McBride was a title agent and chief financial officers at Settlement Engine Inc., Pittsburgh. Settlement Engine closed approximately 30 loans for DeMarco REI from June 2008 to early December 2008. McBride pleaded guilty to conspiracy, wire fraud, and bank fraud; Roberts pleaded guilty to conspiracy, wire fraud, and bank fraud; Bascove pleaded guilty to conspiracy and bank fraud.

At the time of indictment, the U.S. Attorney’s Office for the Eastern District of Pennsylvania’s Civil Division filed a verified complaint and temporary restraining order to help the original homeowners save their homes. The complaint and temporary restraining order sought novel relief that would bring all the individuals and entities that have a stake in the homes before the court in an orderly process by which the damage caused by the defendants’ alleged fraud could be mitigated. In 2011, U.S. District Court Judge Michael Baylson approved conversion of the temporary restraining order into an injunction that stopped foreclosures and evictions that were related to the alleged fraud and that set forth the details of the mediation process. Currently, the majority of the banks and the original homeowners are still in the process of attempting to reach resolutions.  (USATTYEDPA101112)


Hooray for this U.S. Attorney. The homeowners may get some relief.



On Sept. 20, Denise Bonfilio was found guilty by a federal jury of nine counts of wire fraud and money laundering conspiracy in connection with a mortgage fraud scheme. She was tried before United States District Judge Joy Flowers Conti in Pittsburgh.

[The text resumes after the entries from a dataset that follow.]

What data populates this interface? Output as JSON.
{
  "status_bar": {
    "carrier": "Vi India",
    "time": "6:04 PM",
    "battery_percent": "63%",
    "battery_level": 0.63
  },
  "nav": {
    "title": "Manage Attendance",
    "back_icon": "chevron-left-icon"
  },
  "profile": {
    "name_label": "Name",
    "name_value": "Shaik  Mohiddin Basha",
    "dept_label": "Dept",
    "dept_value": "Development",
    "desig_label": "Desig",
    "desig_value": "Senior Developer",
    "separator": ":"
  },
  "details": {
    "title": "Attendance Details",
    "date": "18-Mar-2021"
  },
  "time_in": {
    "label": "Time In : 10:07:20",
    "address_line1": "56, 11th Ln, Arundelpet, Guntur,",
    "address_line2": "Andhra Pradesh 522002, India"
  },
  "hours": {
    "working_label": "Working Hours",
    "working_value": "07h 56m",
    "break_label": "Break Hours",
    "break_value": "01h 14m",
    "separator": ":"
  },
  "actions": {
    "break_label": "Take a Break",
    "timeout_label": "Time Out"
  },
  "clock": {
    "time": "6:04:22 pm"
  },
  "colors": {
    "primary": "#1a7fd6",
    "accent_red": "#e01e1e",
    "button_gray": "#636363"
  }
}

According to Assistant United States Attorney James Y. Garrett, who prosecuted the case, the evidence presented at trial established that Bonfilio participated in a mortgage fraud scheme that included presenting to lending institutions fraudulent loan applications that overstated the borrowers' financial condition in connection with loans collateralized by properties located in the Sewickley and Fox Chapel sections of Allegheny County, Pa. Bonfilio submitted documents to the lenders that overstated the true sales prices of the properties, fraudulent appraisals that overstated the true fair market values of the properties, and fraudulent settlement statements that represented that the funds associated with the loans were to be distributed contrary to the way the funds were actually distributed. In addition, the indictment alleges that Bonfilio represented to some of the purchasers of the properties that she intended to use money from the transactions to make improvements to the properties, when in fact, she used a substantial portion of those funds for her personal benefit.

Judge Conti deferred sentencing to a date to be determined pending the completion of a presentence report. The law provides for a total sentence of 170 years in prison, a fine of $2,250,000, or both. Pending sentencing, the court continued Bonfilio on bond.  (usattywdpa92012)


Based upon this attorney’s experience it is highly unlikely she will be sentenced to 170 years or anything close to it. Otherwise, again based upon this attorney’s opinion and experience, the judge would not have left Bonfilio free on bond with that kind of sentence looming as a reality.